Groups of opportunistic thieves and organised criminals are targeting catalytic converters from cars, 4x4s and, in particular, LCVs.
BVRLA members have reported thefts in Hounslow, Croydon, Forest Hill and Slough, Solihull, Reading and Cambridgeshire.
Cats are mainly being stolen for their precious metal value – if properly recycled they can be worth between £50 and £100. Catalytic converters contain varying amounts of platinum group metals, such as palladium and rhodium, to increase the burn and split NO2 into its component molecules of nitrogen and oxygen.
A new catalytic converter can cost more than £2,000 to retrofit and, even if covered by insurance, the excess on most policies makes it a heavy loss.
These thieves are not sophisticated. Any vehicle with ground clearance can have the catalytic converter ripped off within seconds, according to the police, as they typically use plumber’s pipe cutters or a cordless saw to slice through the exhaust and supports.
Truckpol puts vehicle component crime, which includes cats, as the second biggest problem after diesel theft. So far the most commonly hit vans seem to be Mercedes- Benz Sprinters and Ford Transits, perhaps simply because of their prevalence, but Nigel Carter, sales and marketing manager at Kent-based CatClamp, said they most frequently receive enquiries from people who have lost cats from many vehicles, including Fiat Ducatos, Ford Rangers and motor homes.
The advice from the industry is still fairly generic: keep it garaged or parked in well lit, camera-monitored areas, being among the most obvious.
However, more permanent deterrents are available. Several companies offer indelible marking which can render the parts less attractive to thieves. Retainagroup, which currently marks all Iveco product for the manufacturer, offers a special label which when washed with solution will etch the contact details into the metal beneath.
The label is almost impossible to remove as, when a corner is tugged at, it will fragment. Retainagroup works closely with police and keeps a security register of all the parts and vehicles it has marked. It costs £9.95 for the vehicle to be marked and registered with Retainagroup.
Retainagroup said that there is evidence that thieves have avoided those vans which were marked in recent incidents.
Datadot and Datatag are two more companies who offer vehicle marking.
Retainagroup also works in partnership with CatClamp. The CatClamp product relies on two tamper-proof bolted brackets either side of your catalytic converter through which aircraft-grade steel cable is wound over the converter and through the chassis into a simple ‘cat’s cradle’.
The cage can be fitted – or removed – by the owner or a mechanic, but it takes about 30 minutes to do – time which CatClamp says thieves are not willing to spend.
The company says that no product is 100% effective against determined thieves but such products require high-performance tools and significant time to disable.

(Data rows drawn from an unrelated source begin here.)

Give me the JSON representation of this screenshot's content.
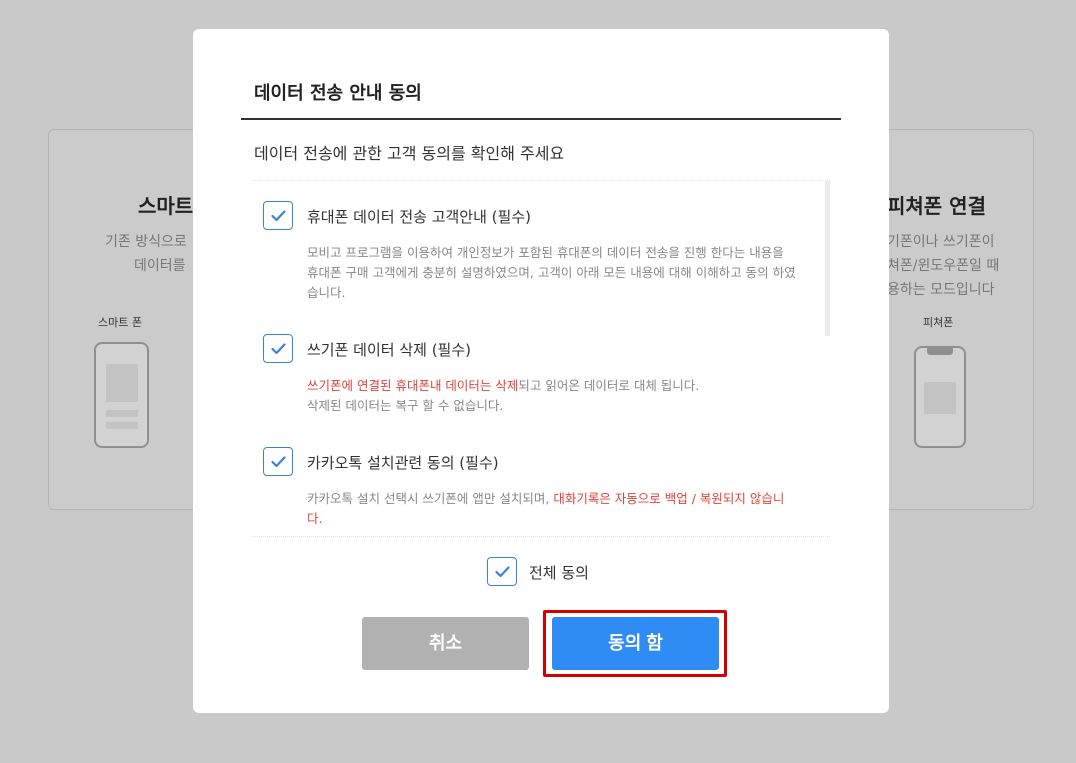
{
  "background": {
    "left_card": {
      "title": "스마트",
      "desc_line1": "기존 방식으로",
      "desc_line2": "데이터를",
      "phone_label": "스마트 폰"
    },
    "right_card": {
      "title": "피쳐폰 연결",
      "desc_line1": "기폰이나 쓰기폰이",
      "desc_line2": "쳐폰/윈도우폰일 때",
      "desc_line3": "용하는 모드입니다",
      "phone_label": "피쳐폰"
    }
  },
  "modal": {
    "title": "데이터 전송 안내 동의",
    "subtitle": "데이터 전송에 관한 고객 동의를 확인해 주세요",
    "items": [
      {
        "title": "휴대폰 데이터 전송 고객안내 (필수)",
        "desc": "모비고 프로그램을 이용하여 개인정보가 포함된 휴대폰의 데이터 전송을 진행 한다는 내용을 휴대폰 구매 고객에게 충분히 설명하였으며, 고객이 아래 모든 내용에 대해 이해하고 동의 하였습니다.",
        "checked": true
      },
      {
        "title": "쓰기폰 데이터 삭제 (필수)",
        "desc_red": "쓰기폰에 연결된 휴대폰내 데이터는 삭제",
        "desc_rest": "되고 읽어온 데이터로 대체 됩니다.",
        "desc_line2": "삭제된 데이터는 복구 할 수 없습니다.",
        "checked": true
      },
      {
        "title": "카카오톡 설치관련 동의 (필수)",
        "desc_plain": "카카오톡 설치 선택시 쓰기폰에 앱만 설치되며, ",
        "desc_red": "대화기록은 자동으로 백업 / 복원되지 않습니다.",
        "checked": true
      }
    ],
    "all_agree_label": "전체 동의",
    "cancel_label": "취소",
    "confirm_label": "동의 함"
  },
  "colors": {
    "accent": "#2f8cf4",
    "warning": "#e0433a",
    "highlight": "#d40000"
  }
}
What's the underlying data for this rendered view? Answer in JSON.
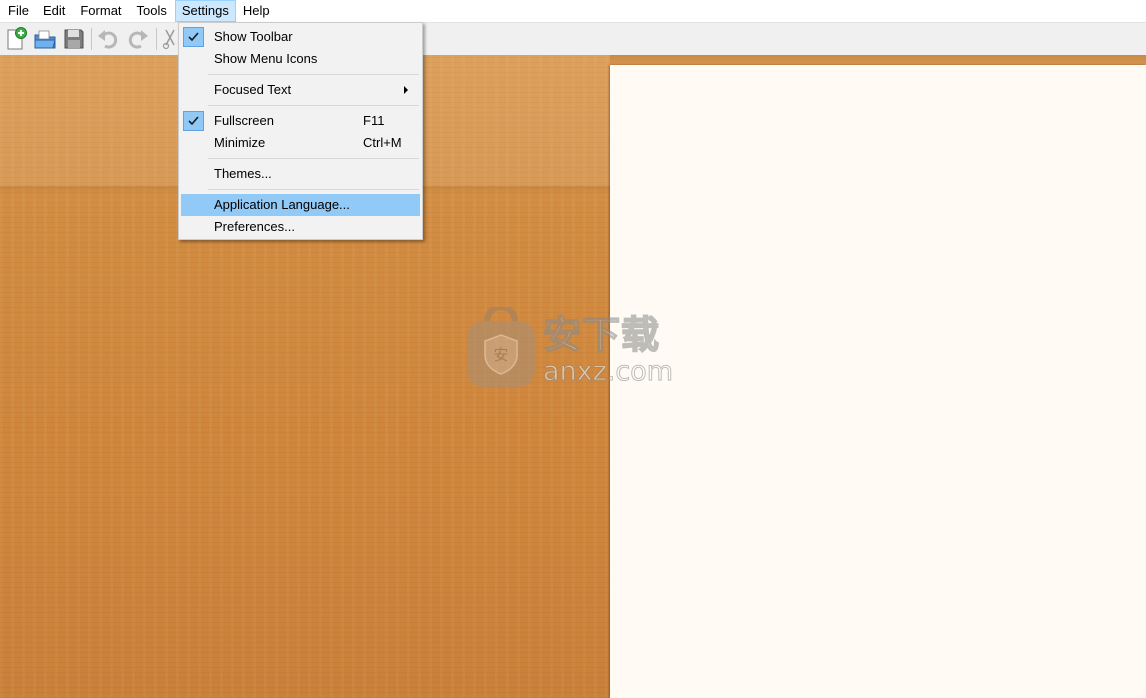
{
  "menubar": {
    "items": [
      {
        "label": "File"
      },
      {
        "label": "Edit"
      },
      {
        "label": "Format"
      },
      {
        "label": "Tools"
      },
      {
        "label": "Settings",
        "active": true
      },
      {
        "label": "Help"
      }
    ]
  },
  "toolbar": {
    "buttons": [
      {
        "icon": "new-document-icon"
      },
      {
        "icon": "open-folder-icon"
      },
      {
        "icon": "save-icon"
      },
      {
        "icon": "undo-icon",
        "enabled": false
      },
      {
        "icon": "redo-icon",
        "enabled": false
      },
      {
        "icon": "cut-icon",
        "enabled": false
      }
    ]
  },
  "settings_menu": {
    "items": [
      {
        "label": "Show Toolbar",
        "checked": true
      },
      {
        "label": "Show Menu Icons",
        "checked": false
      },
      {
        "label": "Focused Text",
        "submenu": true
      },
      {
        "label": "Fullscreen",
        "shortcut": "F11",
        "checked": true
      },
      {
        "label": "Minimize",
        "shortcut": "Ctrl+M"
      },
      {
        "label": "Themes..."
      },
      {
        "label": "Application Language...",
        "highlighted": true
      },
      {
        "label": "Preferences..."
      }
    ]
  },
  "watermark": {
    "text_cn": "安下载",
    "text_en": "anxz.com"
  },
  "colors": {
    "menu_active_bg": "#cce8ff",
    "menu_highlight_bg": "#91c9f7",
    "desk_wood": "#cf863c",
    "paper": "#fffbf4"
  }
}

The CatClamp costs £199, with a money back guarantee if it doesn’t deter thieves. Rival product Armacat offers similar preventive caging, and some body shops will weld a steel plate over the cat.
There is a question about such products invalidating warranty, although CatClamp says there is no conflict. Manufacturers are reluctant to endorse third-party products which they cannot guarantee will protect the vehicle.
Counting the cost
Rabbits Vehicle Hire in Reading has had four catalytic converters stolen from vans in the past 12 months.
“One was outside a residential property and two of them on industrial premises covered by CCTV,” said Steve Dore, director.
He said the thieves seemed to break the passenger side window in his Mercedes-Benz Sprinters, pop the bonnet and release something in the engine which gave them better access to the cat beneath. “They were very fast,” he said.
Dore lost full exhaust systems which cost £2,000 to replace. “Even through the
insurance, you face a hefty excess, another claim on your record and downtime,” he says.
“Our local Mercedes dealer suggested we could use a chain system, like a bike lock,
but we are not sure whether it would stop a determined thief.
“There is no easy answer.”